“Slow down” dad warned. Too late, but thank God I ended up caught on the branches of a tree blessed with huge leaves that had me crash land in safety!
We about turned and due west we made our way to Maimoa visiting Bubu (grandma) Sineloi and some more relatives whose names I cannot recall for I now suffer from memory lapses too.
I followed dad recruiting for labourers from Goodenough Island in 1948 on Kwato Mission boat the Osiri (coconut fronds). Yams. Tuna. Dayadayasi. Seagull eggs. Pigeons. Oranges. Pawpaws. Bananas to cook and eat when ripe.
I wanted to piss. So dad lifted me up and above and over and I watered the Solomon Sea with pollution! I didn’t cringe in fear because I trusted my dad! Full stop.
We’d go fishing, night and day trawling. One night just at the back of Salauni the fish were biting and the sea full of luminous strange lights and the twine line was making scary noises as it rubbed against the side of the kewokewou and I moaned up stern.
We paddled, I mean he did and we arrived home safely for he loved me so.

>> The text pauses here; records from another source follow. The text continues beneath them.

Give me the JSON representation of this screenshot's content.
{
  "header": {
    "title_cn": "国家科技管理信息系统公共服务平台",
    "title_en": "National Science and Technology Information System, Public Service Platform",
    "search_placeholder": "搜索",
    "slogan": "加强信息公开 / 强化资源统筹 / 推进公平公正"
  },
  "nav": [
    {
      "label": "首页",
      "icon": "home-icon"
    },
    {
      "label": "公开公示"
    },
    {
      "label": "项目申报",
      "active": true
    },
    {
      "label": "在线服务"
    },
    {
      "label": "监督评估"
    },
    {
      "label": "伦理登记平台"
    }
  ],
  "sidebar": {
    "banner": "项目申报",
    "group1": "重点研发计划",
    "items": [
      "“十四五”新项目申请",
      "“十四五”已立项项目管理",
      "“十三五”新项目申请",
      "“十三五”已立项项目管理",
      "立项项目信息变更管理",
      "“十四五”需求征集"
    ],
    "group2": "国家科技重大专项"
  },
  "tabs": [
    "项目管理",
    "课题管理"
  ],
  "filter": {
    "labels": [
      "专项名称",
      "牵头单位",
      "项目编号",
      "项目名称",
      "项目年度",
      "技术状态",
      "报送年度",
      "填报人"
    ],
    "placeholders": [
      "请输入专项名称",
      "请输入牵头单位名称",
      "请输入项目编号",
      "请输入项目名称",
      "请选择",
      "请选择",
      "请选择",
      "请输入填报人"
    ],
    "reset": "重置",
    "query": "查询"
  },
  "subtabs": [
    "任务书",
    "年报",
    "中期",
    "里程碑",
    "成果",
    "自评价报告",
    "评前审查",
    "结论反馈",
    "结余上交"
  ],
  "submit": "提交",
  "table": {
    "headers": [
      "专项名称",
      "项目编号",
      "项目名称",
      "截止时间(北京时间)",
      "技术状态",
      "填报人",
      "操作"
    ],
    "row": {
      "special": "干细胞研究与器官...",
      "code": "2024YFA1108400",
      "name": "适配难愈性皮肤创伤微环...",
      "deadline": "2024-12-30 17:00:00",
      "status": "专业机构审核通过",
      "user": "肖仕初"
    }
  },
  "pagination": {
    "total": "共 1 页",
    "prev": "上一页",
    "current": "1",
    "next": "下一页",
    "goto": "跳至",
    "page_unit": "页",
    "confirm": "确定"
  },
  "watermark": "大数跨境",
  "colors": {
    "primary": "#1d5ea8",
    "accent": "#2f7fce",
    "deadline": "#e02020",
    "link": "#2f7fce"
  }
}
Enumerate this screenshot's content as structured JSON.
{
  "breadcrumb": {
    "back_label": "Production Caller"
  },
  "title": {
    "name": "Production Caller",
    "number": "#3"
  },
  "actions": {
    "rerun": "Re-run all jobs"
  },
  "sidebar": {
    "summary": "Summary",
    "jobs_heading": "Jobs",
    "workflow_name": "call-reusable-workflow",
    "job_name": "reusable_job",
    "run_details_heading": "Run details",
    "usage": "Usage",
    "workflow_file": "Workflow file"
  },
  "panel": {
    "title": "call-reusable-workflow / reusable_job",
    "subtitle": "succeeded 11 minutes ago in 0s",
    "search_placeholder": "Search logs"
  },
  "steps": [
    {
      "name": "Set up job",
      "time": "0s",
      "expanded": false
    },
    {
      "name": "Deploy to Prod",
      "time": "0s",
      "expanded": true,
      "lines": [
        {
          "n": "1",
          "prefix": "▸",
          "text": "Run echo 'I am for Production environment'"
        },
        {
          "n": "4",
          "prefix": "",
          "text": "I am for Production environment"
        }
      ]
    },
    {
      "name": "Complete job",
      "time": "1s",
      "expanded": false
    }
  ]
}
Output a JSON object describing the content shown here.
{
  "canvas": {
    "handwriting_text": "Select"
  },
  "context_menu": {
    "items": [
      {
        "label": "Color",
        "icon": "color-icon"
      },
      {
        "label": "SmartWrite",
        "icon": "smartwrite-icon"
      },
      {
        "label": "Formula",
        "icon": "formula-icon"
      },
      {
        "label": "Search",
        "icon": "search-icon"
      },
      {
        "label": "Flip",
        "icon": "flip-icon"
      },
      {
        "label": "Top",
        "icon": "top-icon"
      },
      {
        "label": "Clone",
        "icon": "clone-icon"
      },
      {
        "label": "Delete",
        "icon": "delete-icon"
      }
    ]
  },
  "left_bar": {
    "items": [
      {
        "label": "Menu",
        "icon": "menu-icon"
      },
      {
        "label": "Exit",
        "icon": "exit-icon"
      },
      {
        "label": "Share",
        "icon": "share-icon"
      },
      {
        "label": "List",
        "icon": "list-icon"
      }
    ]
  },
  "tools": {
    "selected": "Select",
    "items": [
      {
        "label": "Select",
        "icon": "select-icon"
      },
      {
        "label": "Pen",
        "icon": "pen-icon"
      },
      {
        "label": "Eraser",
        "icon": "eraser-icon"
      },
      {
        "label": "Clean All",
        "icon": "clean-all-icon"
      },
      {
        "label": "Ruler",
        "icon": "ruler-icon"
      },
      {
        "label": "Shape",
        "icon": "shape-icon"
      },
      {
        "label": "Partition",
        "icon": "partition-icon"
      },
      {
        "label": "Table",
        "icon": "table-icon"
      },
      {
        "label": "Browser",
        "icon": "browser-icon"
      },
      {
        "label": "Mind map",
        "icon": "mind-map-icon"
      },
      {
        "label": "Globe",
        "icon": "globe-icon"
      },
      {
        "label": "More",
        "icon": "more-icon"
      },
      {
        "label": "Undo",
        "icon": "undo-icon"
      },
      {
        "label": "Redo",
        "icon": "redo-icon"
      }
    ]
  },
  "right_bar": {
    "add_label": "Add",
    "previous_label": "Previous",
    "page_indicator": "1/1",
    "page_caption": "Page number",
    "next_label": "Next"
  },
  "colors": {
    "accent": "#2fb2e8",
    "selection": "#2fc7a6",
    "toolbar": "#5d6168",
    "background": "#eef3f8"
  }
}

He did catch a wild black little pig. He built a pigsty out of rusty WW2 corrugated roofing iron and let lose the pig in it for me. I was jumping with joy and ecstasy. A live pig for me! Sadly this little pig did not stay at home for long. It went to the wild. Riep silly little pig!
Then it happened. And it was so sudden. Sad. And cruel. Why him? Jesus, why him?
I, having heard mother sobbing into a pillow and overheard Bubui Sineloi consoling her with a tear drenched face, ran down to the jetting thus disobeying her pleading to stop me.
I stopped. Stared. I stared at the bloody white sheet. He was in the dory I used to row in around the peaceful Kanakope Bay.
I ran all the way home. I screamed. I screamed. I tumbled to the floor screaming. Yelling. Questions. No replies. They were afraid. I was too.
Where’s dad? Mummy, tell me please! Now! Where’s my daddy. Why? Why?
At Lekawakuduli on Kwato Island two miles from Samarai lies my favourite dad in the world in eternal peace, among towering and aged rain trees with wild orchids and staghorns and ferns of many varieties and more dense tropical foliage.
Starlings still break the silence. Waves from the white sandy shore too.
Otherwise, at most times silence and peace reign in this memorial park.
Eawedo. Gadosisi Dad. Thanking for loving me.
P.S. My dad died from a dynamite accident at Kanakope in 1948. I was six and I do recall his sad ending but my love for him I am carrying to my grave.
- Biga Lebasi is a freelance journalist.